Surrey, British Columbia
I am not part of a "club" per se, but I AM part of a 4 person partnership on a beautiful 1975 Cessna 177B Cardinal. It was Vref'ed at $69,000, we purchased it for $58,000 and put another $4,000 in to replace the no.2 radio. It had 200 SMOH on the engine when we bought it. With the G430 annual subscription (East Coast Only), tie downs ($66/month), engine overhaul fund, maintenance fund, insurance ($1,200/yr). Dues are around $80/month. My portion of the 'mortgage' is $150/month but I dont really count that since it is money that I'll get back (less a couple %) when or if we ever sell it. So with gas at home airport at around $5.70/gallon, I have been averaging around $58-65/hr to fly it and scheduling has never been an issue for us. I will ONLY ever co-own in the future. I love splitting the costs and flying with the other owners, and getting to fly a beautiful airplane. It totally makes sense. Now prices totally could balloon if we hangared it and threw money at it for every little reason. The problem I see with "Skymachines" posts is that there are a LOT of extraneous costs that he's included. $1,800/yr to clean the airplane that is kept in a hangar?!... please. $1,250/yr for charts and subscriptions?... you could find more afordable, yet still legal options 7% interest rate on $80,000? We got 5.7% on $30,000. All totaled for my plane, if you include the mortgage, I'm spending about $100/hr. I fly a-lot and the plane is there 95% of the time I want it, I can take it for a weekend or overnight or an entire week if i let partners know a month in advance. It is great!

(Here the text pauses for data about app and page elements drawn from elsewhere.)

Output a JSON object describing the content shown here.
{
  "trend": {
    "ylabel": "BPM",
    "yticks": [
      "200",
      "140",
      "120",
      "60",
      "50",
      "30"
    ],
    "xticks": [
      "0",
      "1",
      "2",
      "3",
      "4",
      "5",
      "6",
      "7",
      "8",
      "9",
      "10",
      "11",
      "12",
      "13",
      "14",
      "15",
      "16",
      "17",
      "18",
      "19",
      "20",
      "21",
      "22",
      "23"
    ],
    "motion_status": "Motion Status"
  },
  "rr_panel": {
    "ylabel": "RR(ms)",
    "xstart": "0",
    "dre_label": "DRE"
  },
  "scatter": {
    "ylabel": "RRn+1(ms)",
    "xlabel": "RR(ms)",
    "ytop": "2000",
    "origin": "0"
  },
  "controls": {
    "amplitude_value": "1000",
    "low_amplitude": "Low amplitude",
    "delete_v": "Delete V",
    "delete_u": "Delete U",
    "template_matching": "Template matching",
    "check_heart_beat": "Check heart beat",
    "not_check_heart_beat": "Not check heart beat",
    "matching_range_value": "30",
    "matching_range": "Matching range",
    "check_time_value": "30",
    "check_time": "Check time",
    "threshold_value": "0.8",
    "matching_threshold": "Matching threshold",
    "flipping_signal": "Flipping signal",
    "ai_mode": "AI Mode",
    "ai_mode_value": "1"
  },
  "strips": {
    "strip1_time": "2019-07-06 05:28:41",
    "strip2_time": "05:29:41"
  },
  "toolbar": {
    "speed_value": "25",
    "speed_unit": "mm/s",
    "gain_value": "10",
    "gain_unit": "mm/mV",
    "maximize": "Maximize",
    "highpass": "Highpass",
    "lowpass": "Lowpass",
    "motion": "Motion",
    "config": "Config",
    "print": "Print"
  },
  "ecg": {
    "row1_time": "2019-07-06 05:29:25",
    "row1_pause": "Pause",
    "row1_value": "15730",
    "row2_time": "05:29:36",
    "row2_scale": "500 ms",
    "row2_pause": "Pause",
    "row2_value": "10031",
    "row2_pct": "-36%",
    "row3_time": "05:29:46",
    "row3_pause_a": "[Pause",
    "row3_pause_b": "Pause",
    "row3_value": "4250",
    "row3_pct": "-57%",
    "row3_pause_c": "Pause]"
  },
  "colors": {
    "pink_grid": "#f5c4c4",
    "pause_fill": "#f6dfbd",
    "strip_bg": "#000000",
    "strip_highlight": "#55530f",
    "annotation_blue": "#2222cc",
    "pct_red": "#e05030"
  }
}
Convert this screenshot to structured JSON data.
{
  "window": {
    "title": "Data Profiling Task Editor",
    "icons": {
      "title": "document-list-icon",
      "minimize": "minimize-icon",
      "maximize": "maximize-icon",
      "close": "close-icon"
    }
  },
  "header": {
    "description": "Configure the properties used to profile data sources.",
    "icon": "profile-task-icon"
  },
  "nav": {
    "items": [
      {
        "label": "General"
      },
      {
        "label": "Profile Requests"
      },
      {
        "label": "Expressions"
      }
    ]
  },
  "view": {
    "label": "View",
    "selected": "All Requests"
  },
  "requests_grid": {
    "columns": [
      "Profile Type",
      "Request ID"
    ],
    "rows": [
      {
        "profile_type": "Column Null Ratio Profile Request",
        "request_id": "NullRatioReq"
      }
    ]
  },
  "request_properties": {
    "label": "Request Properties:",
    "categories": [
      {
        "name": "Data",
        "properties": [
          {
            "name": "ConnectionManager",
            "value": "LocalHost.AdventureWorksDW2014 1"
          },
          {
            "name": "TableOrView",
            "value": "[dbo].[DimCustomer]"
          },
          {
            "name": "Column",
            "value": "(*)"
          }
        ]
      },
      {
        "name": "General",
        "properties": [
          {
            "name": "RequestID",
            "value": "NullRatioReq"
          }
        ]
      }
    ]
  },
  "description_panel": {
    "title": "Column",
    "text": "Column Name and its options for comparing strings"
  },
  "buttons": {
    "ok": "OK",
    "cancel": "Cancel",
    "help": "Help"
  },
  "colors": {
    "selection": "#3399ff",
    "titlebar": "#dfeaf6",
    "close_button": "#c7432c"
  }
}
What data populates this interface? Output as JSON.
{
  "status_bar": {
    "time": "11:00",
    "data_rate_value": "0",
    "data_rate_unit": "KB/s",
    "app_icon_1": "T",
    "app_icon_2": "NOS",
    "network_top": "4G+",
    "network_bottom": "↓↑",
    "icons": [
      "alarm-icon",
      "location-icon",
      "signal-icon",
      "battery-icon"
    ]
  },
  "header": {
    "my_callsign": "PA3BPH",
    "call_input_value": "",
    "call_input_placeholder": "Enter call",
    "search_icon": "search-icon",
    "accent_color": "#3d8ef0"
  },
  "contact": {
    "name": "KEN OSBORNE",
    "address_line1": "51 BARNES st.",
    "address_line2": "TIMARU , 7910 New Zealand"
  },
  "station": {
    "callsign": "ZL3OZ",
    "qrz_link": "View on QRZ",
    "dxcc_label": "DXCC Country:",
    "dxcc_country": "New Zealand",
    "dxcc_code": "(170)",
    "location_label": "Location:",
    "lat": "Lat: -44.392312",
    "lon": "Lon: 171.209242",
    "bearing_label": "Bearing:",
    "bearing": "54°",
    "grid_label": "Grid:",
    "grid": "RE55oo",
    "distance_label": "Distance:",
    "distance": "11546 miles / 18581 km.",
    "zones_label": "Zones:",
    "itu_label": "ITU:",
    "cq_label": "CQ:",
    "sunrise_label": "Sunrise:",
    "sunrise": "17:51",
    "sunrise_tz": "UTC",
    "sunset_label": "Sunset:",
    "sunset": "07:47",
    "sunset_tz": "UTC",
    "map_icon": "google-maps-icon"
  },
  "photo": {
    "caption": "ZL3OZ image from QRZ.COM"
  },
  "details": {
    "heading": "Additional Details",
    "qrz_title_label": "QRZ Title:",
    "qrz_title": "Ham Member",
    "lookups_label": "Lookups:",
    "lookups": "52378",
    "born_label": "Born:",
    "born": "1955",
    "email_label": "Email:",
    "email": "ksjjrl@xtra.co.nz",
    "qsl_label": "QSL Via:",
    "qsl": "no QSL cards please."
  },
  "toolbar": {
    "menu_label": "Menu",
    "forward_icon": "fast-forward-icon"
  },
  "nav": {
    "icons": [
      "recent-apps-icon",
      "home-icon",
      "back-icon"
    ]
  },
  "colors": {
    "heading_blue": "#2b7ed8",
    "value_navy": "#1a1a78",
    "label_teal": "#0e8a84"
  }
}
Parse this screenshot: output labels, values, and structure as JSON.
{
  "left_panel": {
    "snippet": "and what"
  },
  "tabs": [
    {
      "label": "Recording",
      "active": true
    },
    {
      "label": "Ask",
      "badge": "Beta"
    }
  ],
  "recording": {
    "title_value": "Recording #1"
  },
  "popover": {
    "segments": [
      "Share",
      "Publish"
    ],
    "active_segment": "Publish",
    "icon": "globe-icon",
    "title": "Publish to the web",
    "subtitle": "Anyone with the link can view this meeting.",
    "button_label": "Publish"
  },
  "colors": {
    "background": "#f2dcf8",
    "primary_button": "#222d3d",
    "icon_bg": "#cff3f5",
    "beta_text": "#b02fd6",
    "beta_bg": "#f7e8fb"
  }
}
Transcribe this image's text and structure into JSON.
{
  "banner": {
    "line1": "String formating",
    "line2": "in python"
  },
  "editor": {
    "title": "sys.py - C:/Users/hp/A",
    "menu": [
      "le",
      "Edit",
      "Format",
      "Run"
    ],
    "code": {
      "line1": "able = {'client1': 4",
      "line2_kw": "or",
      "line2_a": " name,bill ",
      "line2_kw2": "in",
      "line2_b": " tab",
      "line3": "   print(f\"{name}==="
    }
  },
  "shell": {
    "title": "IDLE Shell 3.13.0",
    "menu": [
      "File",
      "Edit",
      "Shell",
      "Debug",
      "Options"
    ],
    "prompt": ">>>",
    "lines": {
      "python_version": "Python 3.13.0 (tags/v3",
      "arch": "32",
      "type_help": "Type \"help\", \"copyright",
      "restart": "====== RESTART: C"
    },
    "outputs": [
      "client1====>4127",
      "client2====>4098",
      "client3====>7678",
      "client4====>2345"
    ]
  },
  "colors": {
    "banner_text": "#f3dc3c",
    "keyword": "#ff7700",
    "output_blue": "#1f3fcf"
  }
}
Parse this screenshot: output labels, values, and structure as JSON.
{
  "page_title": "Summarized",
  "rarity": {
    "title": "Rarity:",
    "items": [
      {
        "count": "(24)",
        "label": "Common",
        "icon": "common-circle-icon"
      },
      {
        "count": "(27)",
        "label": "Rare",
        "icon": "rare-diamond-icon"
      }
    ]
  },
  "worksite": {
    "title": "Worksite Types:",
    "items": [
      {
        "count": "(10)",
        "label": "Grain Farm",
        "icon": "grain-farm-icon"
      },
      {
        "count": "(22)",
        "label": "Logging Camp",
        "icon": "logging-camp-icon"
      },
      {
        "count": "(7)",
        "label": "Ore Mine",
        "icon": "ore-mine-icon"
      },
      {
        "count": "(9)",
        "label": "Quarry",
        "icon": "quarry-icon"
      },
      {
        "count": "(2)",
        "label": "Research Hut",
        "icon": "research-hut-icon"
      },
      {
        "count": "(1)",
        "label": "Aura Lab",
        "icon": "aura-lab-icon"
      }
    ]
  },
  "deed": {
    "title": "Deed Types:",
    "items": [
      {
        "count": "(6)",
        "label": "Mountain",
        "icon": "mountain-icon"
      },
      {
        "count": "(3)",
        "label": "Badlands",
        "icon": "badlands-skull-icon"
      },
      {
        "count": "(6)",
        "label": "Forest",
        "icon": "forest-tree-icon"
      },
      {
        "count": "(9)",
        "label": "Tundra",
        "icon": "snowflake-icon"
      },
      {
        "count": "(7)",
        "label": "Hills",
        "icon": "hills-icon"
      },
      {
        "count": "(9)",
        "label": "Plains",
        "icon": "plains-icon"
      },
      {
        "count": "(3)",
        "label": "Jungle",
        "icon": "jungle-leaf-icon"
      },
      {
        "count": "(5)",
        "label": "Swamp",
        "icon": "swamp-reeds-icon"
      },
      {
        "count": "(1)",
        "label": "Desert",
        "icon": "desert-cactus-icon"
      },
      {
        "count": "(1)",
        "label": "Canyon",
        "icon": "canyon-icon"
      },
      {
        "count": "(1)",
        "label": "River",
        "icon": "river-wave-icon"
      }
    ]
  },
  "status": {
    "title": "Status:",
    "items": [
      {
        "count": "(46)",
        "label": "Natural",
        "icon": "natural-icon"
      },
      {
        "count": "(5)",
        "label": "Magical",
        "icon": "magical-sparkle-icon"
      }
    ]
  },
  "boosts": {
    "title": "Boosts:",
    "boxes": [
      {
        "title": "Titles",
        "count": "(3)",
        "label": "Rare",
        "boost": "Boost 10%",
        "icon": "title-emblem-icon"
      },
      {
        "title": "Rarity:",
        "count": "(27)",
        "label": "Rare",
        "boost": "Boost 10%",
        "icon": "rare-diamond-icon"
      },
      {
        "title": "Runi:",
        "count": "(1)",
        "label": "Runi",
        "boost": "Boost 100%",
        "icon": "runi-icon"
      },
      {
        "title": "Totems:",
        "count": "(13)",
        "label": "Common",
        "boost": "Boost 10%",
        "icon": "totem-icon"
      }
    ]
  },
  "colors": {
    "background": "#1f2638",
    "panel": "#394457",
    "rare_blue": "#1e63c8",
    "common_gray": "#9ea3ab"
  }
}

I believe strongly in the value of flying clubs. I know from first hand experience that a flying club kept me from becoming an inactive pilot. I and three other avid pilots and flying clubs believe flying clubs are a key part of rebuilding the industry. So much so that we have created the first ever scholarship to start a flying club. With the support from several well-known aviation industry partners, we are is excited to announce a scholarship for which the winning applicant will receive various forms of consulting, products, and services to launch a flying club and position it for long-term success. Details and other information can be found at http://www.StartAFlyingClub.com.